#### [Information given]
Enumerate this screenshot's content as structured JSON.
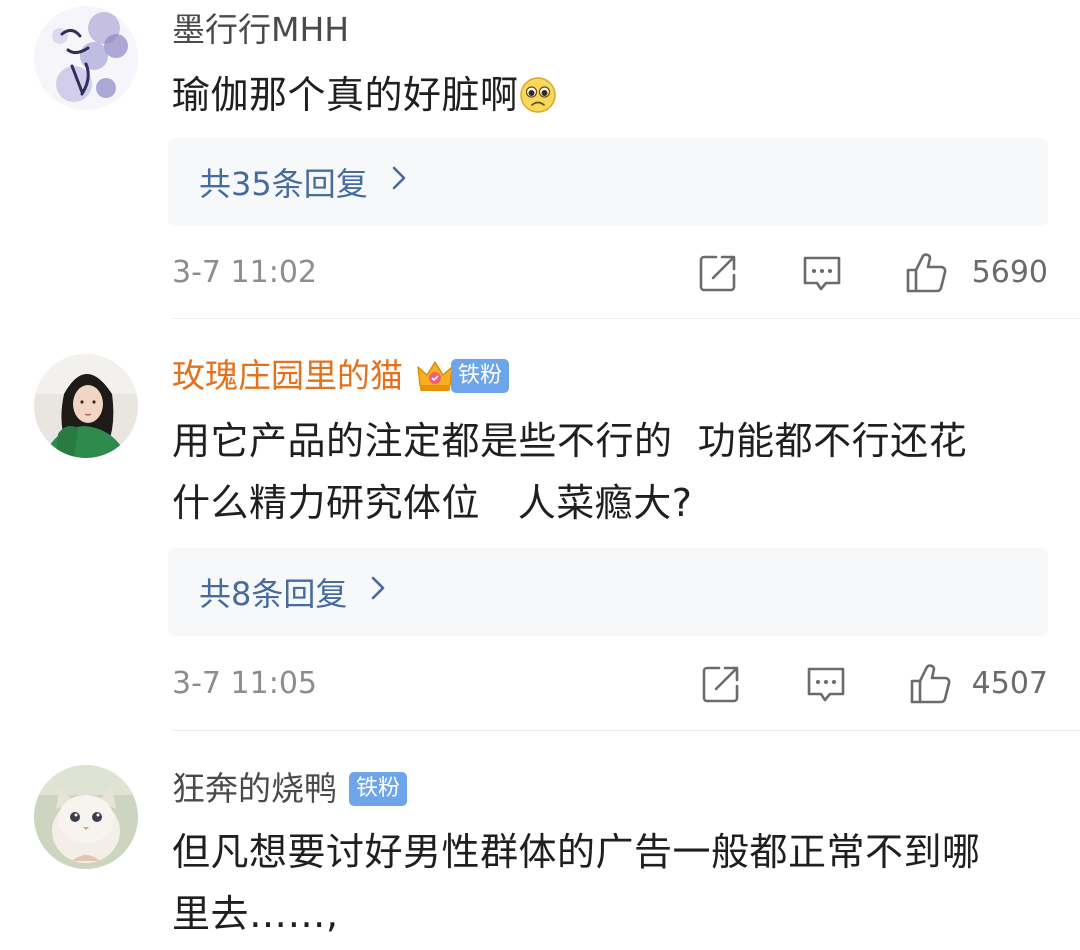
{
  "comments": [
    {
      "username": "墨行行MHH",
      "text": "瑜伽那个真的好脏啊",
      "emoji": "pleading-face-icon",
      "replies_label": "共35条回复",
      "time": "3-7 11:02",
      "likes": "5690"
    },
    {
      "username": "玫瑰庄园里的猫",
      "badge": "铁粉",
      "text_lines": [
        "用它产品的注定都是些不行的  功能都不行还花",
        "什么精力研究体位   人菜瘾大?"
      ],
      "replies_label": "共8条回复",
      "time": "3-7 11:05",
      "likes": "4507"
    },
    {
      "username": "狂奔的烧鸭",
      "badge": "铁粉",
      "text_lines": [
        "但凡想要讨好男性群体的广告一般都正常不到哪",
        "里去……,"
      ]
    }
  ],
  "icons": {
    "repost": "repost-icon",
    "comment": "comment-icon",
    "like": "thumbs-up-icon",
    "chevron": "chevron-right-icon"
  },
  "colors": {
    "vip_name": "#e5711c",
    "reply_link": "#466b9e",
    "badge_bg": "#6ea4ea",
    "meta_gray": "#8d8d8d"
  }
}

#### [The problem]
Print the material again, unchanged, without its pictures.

#### [Your solution]
Enumerate this screenshot's content as structured JSON.
{
  "comments": [
    {
      "username": "墨行行MHH",
      "text": "瑜伽那个真的好脏啊",
      "emoji": "pleading-face-icon",
      "replies_label": "共35条回复",
      "time": "3-7 11:02",
      "likes": "5690"
    },
    {
      "username": "玫瑰庄园里的猫",
      "badge": "铁粉",
      "text_lines": [
        "用它产品的注定都是些不行的  功能都不行还花",
        "什么精力研究体位   人菜瘾大?"
      ],
      "replies_label": "共8条回复",
      "time": "3-7 11:05",
      "likes": "4507"
    },
    {
      "username": "狂奔的烧鸭",
      "badge": "铁粉",
      "text_lines": [
        "但凡想要讨好男性群体的广告一般都正常不到哪",
        "里去……,"
      ]
    }
  ],
  "icons": {
    "repost": "repost-icon",
    "comment": "comment-icon",
    "like": "thumbs-up-icon",
    "chevron": "chevron-right-icon"
  },
  "colors": {
    "vip_name": "#e5711c",
    "reply_link": "#466b9e",
    "badge_bg": "#6ea4ea",
    "meta_gray": "#8d8d8d"
  }
}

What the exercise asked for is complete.